When one thinks about feature-packed digital watches, brands like Timex and Casio come to mind as both companies popularized designs with complicated chronographs and calculators strapped to users’ wrists. But when it came to truly pushing the boundaries of what wearables were capable of in the ‘80s, Seiko was leaps and bounds ahead of everyone. The company was among the first to include dot-matrix LCD screens on its digital watches allowing them to display full alphanumeric characters, and in addition to connectivity to desktop computers, some Seiko models were even compatible with tiny portable keyboards facilitating data entry on the go.
The Apple Watch was ultimately unveiled in September of 2014, after years of speculations, and while it was Apple’s first in-house digital wearable, Seiko’s WristMac might arguably be regarded the first true Apple Watch 26 years earlier. A digital watch that was years ahead of its time and had capabilities that earned it a trip on the Space Shuttle is now up for sale.
Released in 1985, the Seiko RC-4000, also known as the PC Datagraph, was one of the most advanced computer watches Seiko ever released, and it synced with the most popular desktop devices of the time, including the IBM PC, the Commodore 64, and even the Apple II line. But three years later, and four years after the debut of the revolutionary Apple Macintosh, the Seiko RC-4000 was updated to become the RC-4500—aka the WristMac—and included custom software allowing it to sync with Mac computers through a cabled serial port connection and a feature called AppleTalk that made it much easier to network computers and peripherals at the time.

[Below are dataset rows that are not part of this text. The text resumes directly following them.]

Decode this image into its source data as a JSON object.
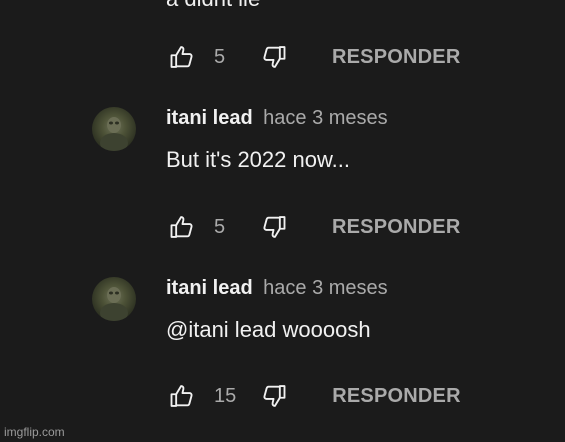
{
  "top_comment": {
    "clipped_text": "a didnt lie",
    "likes": "5",
    "reply_label": "RESPONDER"
  },
  "replies": [
    {
      "author": "itani lead",
      "time": "hace 3 meses",
      "text": "But it's 2022 now...",
      "likes": "5",
      "reply_label": "RESPONDER"
    },
    {
      "author": "itani lead",
      "time": "hace 3 meses",
      "text": "@itani lead woooosh",
      "likes": "15",
      "reply_label": "RESPONDER"
    }
  ],
  "watermark": "imgflip.com",
  "colors": {
    "background": "#1b1b1b",
    "primary_text": "#f1f1f1",
    "secondary_text": "#aaaaaa"
  },
  "icons": {
    "like": "thumb-up-outline-icon",
    "dislike": "thumb-down-outline-icon"
  }
}
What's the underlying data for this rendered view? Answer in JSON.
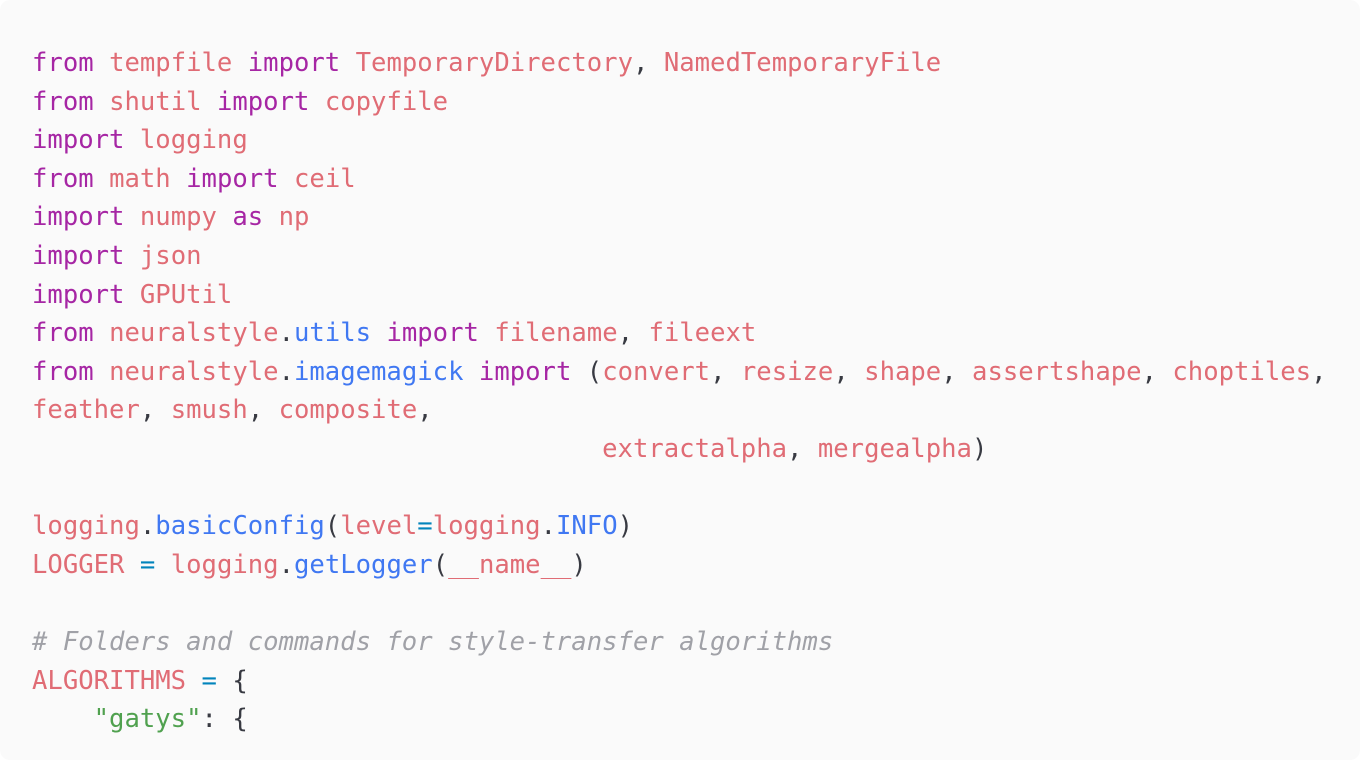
{
  "code": {
    "lines": [
      [
        [
          "kw",
          "from"
        ],
        [
          "pu",
          " "
        ],
        [
          "mod",
          "tempfile"
        ],
        [
          "pu",
          " "
        ],
        [
          "kw",
          "import"
        ],
        [
          "pu",
          " "
        ],
        [
          "id",
          "TemporaryDirectory"
        ],
        [
          "pu",
          ", "
        ],
        [
          "id",
          "NamedTemporaryFile"
        ]
      ],
      [
        [
          "kw",
          "from"
        ],
        [
          "pu",
          " "
        ],
        [
          "mod",
          "shutil"
        ],
        [
          "pu",
          " "
        ],
        [
          "kw",
          "import"
        ],
        [
          "pu",
          " "
        ],
        [
          "id",
          "copyfile"
        ]
      ],
      [
        [
          "kw",
          "import"
        ],
        [
          "pu",
          " "
        ],
        [
          "mod",
          "logging"
        ]
      ],
      [
        [
          "kw",
          "from"
        ],
        [
          "pu",
          " "
        ],
        [
          "mod",
          "math"
        ],
        [
          "pu",
          " "
        ],
        [
          "kw",
          "import"
        ],
        [
          "pu",
          " "
        ],
        [
          "id",
          "ceil"
        ]
      ],
      [
        [
          "kw",
          "import"
        ],
        [
          "pu",
          " "
        ],
        [
          "mod",
          "numpy"
        ],
        [
          "pu",
          " "
        ],
        [
          "kw",
          "as"
        ],
        [
          "pu",
          " "
        ],
        [
          "id",
          "np"
        ]
      ],
      [
        [
          "kw",
          "import"
        ],
        [
          "pu",
          " "
        ],
        [
          "mod",
          "json"
        ]
      ],
      [
        [
          "kw",
          "import"
        ],
        [
          "pu",
          " "
        ],
        [
          "mod",
          "GPUtil"
        ]
      ],
      [
        [
          "kw",
          "from"
        ],
        [
          "pu",
          " "
        ],
        [
          "mod",
          "neuralstyle"
        ],
        [
          "pu",
          "."
        ],
        [
          "fn",
          "utils"
        ],
        [
          "pu",
          " "
        ],
        [
          "kw",
          "import"
        ],
        [
          "pu",
          " "
        ],
        [
          "id",
          "filename"
        ],
        [
          "pu",
          ", "
        ],
        [
          "id",
          "fileext"
        ]
      ],
      [
        [
          "kw",
          "from"
        ],
        [
          "pu",
          " "
        ],
        [
          "mod",
          "neuralstyle"
        ],
        [
          "pu",
          "."
        ],
        [
          "fn",
          "imagemagick"
        ],
        [
          "pu",
          " "
        ],
        [
          "kw",
          "import"
        ],
        [
          "pu",
          " ("
        ],
        [
          "id",
          "convert"
        ],
        [
          "pu",
          ", "
        ],
        [
          "id",
          "resize"
        ],
        [
          "pu",
          ", "
        ],
        [
          "id",
          "shape"
        ],
        [
          "pu",
          ", "
        ],
        [
          "id",
          "assertshape"
        ],
        [
          "pu",
          ", "
        ],
        [
          "id",
          "choptiles"
        ],
        [
          "pu",
          ","
        ]
      ],
      [
        [
          "id",
          "feather"
        ],
        [
          "pu",
          ", "
        ],
        [
          "id",
          "smush"
        ],
        [
          "pu",
          ", "
        ],
        [
          "id",
          "composite"
        ],
        [
          "pu",
          ","
        ]
      ],
      [
        [
          "pu",
          "                                     "
        ],
        [
          "id",
          "extractalpha"
        ],
        [
          "pu",
          ", "
        ],
        [
          "id",
          "mergealpha"
        ],
        [
          "pu",
          ")"
        ]
      ],
      [],
      [
        [
          "mod",
          "logging"
        ],
        [
          "pu",
          "."
        ],
        [
          "fn",
          "basicConfig"
        ],
        [
          "pu",
          "("
        ],
        [
          "id",
          "level"
        ],
        [
          "op",
          "="
        ],
        [
          "mod",
          "logging"
        ],
        [
          "pu",
          "."
        ],
        [
          "fn",
          "INFO"
        ],
        [
          "pu",
          ")"
        ]
      ],
      [
        [
          "id",
          "LOGGER"
        ],
        [
          "pu",
          " "
        ],
        [
          "op",
          "="
        ],
        [
          "pu",
          " "
        ],
        [
          "mod",
          "logging"
        ],
        [
          "pu",
          "."
        ],
        [
          "fn",
          "getLogger"
        ],
        [
          "pu",
          "("
        ],
        [
          "id",
          "__name__"
        ],
        [
          "pu",
          ")"
        ]
      ],
      [],
      [
        [
          "cm",
          "# Folders and commands for style-transfer algorithms"
        ]
      ],
      [
        [
          "id",
          "ALGORITHMS"
        ],
        [
          "pu",
          " "
        ],
        [
          "op",
          "="
        ],
        [
          "pu",
          " {"
        ]
      ],
      [
        [
          "pu",
          "    "
        ],
        [
          "str",
          "\"gatys\""
        ],
        [
          "pu",
          ": {"
        ]
      ]
    ]
  }
}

Compared to what the Apple Watch can do when paired with an iPhone, the Seiko WristMac was laughably primitive, with basic data storage (you had to enter data one character at a time by scrolling through the alphabet) but it allowed information about calendar appointments and phone numbers to be synced and transferred from a computer. It was ahead of its time, however, so much so that Nasa sent modified WristMac units on the ninth Space Shuttle Atlantis mission to help facilitate the first email sent from space.